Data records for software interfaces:
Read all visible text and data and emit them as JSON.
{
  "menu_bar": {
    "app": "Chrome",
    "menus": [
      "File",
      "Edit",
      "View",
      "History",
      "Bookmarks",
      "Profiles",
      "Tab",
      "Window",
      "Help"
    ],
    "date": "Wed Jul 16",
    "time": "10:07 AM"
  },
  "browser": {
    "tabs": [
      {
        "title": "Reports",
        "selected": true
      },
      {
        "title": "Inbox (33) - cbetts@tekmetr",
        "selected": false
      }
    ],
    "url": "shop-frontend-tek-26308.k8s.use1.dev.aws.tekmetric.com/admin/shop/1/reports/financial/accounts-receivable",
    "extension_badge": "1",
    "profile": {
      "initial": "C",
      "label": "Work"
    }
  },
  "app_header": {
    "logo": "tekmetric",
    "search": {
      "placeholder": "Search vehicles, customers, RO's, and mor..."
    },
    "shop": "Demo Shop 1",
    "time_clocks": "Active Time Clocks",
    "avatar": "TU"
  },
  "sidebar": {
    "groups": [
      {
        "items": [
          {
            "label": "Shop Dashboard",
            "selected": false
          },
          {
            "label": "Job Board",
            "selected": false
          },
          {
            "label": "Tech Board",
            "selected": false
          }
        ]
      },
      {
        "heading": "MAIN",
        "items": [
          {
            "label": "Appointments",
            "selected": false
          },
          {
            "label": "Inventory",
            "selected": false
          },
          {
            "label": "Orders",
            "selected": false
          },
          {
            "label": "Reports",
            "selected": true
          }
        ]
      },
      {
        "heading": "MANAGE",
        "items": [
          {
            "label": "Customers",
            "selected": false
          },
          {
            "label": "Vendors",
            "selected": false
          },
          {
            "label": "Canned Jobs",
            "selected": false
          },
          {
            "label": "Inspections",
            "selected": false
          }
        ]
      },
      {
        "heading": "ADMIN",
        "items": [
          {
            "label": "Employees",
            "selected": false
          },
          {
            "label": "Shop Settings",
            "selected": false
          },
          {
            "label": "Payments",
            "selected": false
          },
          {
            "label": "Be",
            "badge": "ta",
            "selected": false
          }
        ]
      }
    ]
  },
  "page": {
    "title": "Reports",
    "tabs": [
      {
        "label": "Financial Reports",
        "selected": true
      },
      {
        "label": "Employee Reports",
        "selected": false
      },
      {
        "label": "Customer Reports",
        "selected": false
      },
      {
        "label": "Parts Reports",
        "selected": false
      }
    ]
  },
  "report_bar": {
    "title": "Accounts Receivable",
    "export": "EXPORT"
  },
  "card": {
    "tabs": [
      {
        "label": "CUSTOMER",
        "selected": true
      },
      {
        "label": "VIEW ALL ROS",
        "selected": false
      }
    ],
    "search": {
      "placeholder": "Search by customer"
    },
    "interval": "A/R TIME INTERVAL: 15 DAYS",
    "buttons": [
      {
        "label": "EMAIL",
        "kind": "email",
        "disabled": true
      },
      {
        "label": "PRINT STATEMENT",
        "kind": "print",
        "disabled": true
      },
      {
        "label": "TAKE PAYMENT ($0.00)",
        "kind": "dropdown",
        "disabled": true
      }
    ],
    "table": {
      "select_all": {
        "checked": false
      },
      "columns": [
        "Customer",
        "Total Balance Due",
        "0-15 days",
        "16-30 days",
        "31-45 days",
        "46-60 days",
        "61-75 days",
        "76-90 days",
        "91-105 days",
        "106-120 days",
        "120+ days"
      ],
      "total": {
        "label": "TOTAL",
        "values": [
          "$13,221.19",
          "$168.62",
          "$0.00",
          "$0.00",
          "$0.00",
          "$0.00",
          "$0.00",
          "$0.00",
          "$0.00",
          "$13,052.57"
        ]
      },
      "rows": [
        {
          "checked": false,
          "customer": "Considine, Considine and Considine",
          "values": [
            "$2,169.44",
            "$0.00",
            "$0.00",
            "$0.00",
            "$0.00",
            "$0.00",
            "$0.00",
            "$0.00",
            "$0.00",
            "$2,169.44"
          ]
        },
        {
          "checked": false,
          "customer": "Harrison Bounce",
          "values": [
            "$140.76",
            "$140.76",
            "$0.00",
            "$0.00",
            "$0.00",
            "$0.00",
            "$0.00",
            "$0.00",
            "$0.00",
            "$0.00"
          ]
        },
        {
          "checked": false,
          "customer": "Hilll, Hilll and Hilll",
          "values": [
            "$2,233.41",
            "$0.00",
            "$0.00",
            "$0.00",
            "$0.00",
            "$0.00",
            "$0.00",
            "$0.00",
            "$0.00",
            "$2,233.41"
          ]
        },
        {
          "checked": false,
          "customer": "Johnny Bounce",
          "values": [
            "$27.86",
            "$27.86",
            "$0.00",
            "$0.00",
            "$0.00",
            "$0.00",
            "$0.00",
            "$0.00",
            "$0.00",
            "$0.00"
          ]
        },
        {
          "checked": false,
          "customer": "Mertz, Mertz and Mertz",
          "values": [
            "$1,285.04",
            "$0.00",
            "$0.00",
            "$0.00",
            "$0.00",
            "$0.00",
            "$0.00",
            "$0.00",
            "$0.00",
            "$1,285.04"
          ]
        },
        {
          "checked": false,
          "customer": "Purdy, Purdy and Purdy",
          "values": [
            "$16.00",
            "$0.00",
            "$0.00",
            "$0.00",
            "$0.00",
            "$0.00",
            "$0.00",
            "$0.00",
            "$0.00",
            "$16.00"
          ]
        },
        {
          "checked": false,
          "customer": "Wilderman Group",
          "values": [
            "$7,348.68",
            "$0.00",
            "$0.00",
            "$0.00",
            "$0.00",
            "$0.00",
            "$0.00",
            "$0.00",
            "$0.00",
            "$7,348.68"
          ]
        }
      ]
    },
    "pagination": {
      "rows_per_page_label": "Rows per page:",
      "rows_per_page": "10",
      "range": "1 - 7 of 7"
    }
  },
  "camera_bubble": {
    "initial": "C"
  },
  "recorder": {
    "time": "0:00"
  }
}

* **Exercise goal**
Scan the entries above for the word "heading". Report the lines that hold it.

* **Solution to the problem**
        "heading": "MAIN",
        "heading": "MANAGE",
        "heading": "ADMIN",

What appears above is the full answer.